Just outside Berlin itself, the wooded ravine with brick arches where Aldo Raine (Brad Pitt) and the Basterds interrogate Nazis before taking scalps, is Fort Hahneberg, Hahnebergweg 50, west of the city (near to Spandau). The partition of Germany meant that the fort, built in 1888 as a defence for the city but never actually used, lay for decades undisturbed in a strip of no-man’s-land. It’s now been opened up and there are regular guided tours (from April to October).
Hitler's office, where the surviving Private Butz recounts the gory details of his encounter with the Basterds, was shot in the Clay Headquarters Compound of the United States Army in Berlin, at the corner of Clayallee and Saargemuender Strasse in the Dahlem district.
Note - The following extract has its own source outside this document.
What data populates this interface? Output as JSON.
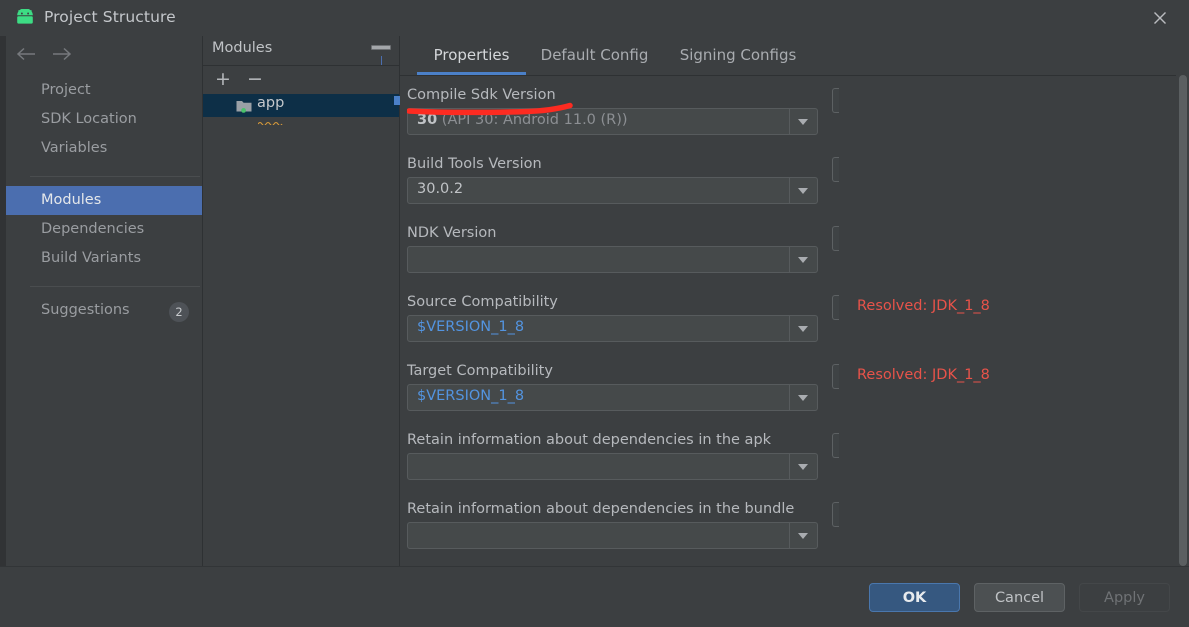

Built for the German Air Force in the late Thirties, the complex was taken over after the war to be used as headquarters of the US Military Government for Germany. When the US army finally vacated the compound, it stood empty, occasionally finding use as a film location (Bryan Singer’s Valkyrie, with Tom Cruise, filmed here). It was recently sold and its future is uncertain.
The one genuine Parisian location in the film is the charming little bistro where Shosanna realises that persistent young soldier Fredrick Zoller (Daniel Brühl) is a national hero. It’s Bistrot La Renaissance, 112 Rue Championnet at Rue du Poteau (metro: Jules Joffrin), north of the city in the 18th Arrondissement. The bar had been noticed by Tarantino in Claude Chabrol’s 1984 drama Le Sangue Des Autres (The Blood of Others) and was found to have remained, amazingly, unchanged. It had featured on screen even before that, in Michel Deville’s wonderfully titled 1974 Le Mouton Enragé, with Jean-Louis Trintignant.
The other Parisian’ location, ‘Chez Maurice’, the restaurant to which Shosanna is summoned to a meeting over strudel with Josef Goebbels, however, is back in Berlin, where it’s quite famous in its own right. It’s Cafe Einstein, Kurfürstenstraße 58, the elegant wood-panelled original which spawned a chain of coffee houses in the city.
Stolz der Nation (Nation’s Pride), the propaganda film about Fredrick Zoller being premiered at La Gamaar for the Nazi top brass, was actually filmed as a seven-minute short by Eli Roth (the director of Hostel, who also wields a mean baseball bat as Donny Donowitz, the ‘Bear Jew’). You can catch the full version (with yet another baby-in-runaway-pram homage to Battleship Potemkin – see Brazil or The Untouchables) on the DVD of Inglourious Basterds.
Set in ‘Sicily’, the film-within-a-film was shot on Untermarkt and Obermarkt in the old town of Görlitz, about 40 miles northeast of Bad Schandau, but on the border with Poland.
The unmodernised streets of Görlitz also served as the backdrop to two more WWII dramas – Stephen Daldry’s 2008 The Reader, with Kate Winslet and Ralph Fiennes, and The Book Thief; as well as standing in for ‘Paris’ in the 2004 version of Around The World In 80 Days and for the fictitious country of ‘Zubrowka’ in Wes Anderson’s The Grand Budapest Hotel.